* **Input data**
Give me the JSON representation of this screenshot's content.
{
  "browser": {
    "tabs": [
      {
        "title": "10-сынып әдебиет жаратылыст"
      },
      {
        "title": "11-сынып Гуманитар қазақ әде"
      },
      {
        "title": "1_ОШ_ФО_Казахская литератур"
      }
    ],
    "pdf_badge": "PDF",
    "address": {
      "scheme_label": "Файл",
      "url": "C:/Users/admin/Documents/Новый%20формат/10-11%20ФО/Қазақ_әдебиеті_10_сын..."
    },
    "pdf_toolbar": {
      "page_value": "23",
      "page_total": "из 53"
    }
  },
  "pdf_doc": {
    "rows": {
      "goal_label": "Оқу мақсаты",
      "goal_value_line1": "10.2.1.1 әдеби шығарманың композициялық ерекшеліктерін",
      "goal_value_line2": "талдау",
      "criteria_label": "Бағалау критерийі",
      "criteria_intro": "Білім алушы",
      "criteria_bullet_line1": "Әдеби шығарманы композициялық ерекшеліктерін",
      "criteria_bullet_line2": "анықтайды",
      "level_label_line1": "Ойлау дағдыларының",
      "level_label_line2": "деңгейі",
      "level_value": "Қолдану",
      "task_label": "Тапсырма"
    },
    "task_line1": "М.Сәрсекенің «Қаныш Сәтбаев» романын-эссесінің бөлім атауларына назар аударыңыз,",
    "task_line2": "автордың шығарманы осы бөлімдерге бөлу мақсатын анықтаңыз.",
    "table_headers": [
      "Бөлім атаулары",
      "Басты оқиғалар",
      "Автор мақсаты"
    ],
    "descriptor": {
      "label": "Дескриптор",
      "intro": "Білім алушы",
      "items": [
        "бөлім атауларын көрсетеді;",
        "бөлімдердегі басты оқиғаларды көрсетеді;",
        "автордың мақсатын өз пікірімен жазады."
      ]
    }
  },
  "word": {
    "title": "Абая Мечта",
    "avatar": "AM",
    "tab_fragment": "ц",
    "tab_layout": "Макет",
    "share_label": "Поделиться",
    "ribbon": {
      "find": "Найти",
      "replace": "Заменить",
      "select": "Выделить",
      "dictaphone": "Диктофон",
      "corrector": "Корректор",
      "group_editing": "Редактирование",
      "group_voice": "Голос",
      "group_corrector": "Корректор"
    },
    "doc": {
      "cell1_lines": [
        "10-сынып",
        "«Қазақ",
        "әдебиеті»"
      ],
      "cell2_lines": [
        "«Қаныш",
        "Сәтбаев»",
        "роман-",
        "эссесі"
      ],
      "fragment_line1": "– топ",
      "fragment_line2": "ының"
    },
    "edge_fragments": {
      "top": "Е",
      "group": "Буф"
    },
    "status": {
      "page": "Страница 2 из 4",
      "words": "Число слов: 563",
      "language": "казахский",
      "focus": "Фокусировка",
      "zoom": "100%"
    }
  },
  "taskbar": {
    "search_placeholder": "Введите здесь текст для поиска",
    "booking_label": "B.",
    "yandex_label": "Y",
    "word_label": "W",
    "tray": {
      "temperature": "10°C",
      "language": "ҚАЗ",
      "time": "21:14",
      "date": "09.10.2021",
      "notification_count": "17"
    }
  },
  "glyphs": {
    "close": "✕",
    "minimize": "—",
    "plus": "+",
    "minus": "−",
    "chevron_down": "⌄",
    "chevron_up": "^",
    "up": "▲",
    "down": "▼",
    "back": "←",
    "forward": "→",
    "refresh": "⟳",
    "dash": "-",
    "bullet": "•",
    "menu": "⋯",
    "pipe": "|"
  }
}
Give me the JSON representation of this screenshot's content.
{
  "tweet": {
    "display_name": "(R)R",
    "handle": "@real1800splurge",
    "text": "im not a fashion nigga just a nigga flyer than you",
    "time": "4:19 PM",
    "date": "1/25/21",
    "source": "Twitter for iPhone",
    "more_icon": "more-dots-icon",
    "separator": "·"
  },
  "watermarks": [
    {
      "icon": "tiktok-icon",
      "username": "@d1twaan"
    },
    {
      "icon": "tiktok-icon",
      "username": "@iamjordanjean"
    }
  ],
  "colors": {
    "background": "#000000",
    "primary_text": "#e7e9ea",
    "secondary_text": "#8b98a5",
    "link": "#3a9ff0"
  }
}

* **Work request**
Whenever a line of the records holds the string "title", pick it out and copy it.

* **Written solution**
        "title": "10-сынып әдебиет жаратылыст"
        "title": "11-сынып Гуманитар қазақ әде"
        "title": "1_ОШ_ФО_Казахская литератур"
    "title": "Абая Мечта",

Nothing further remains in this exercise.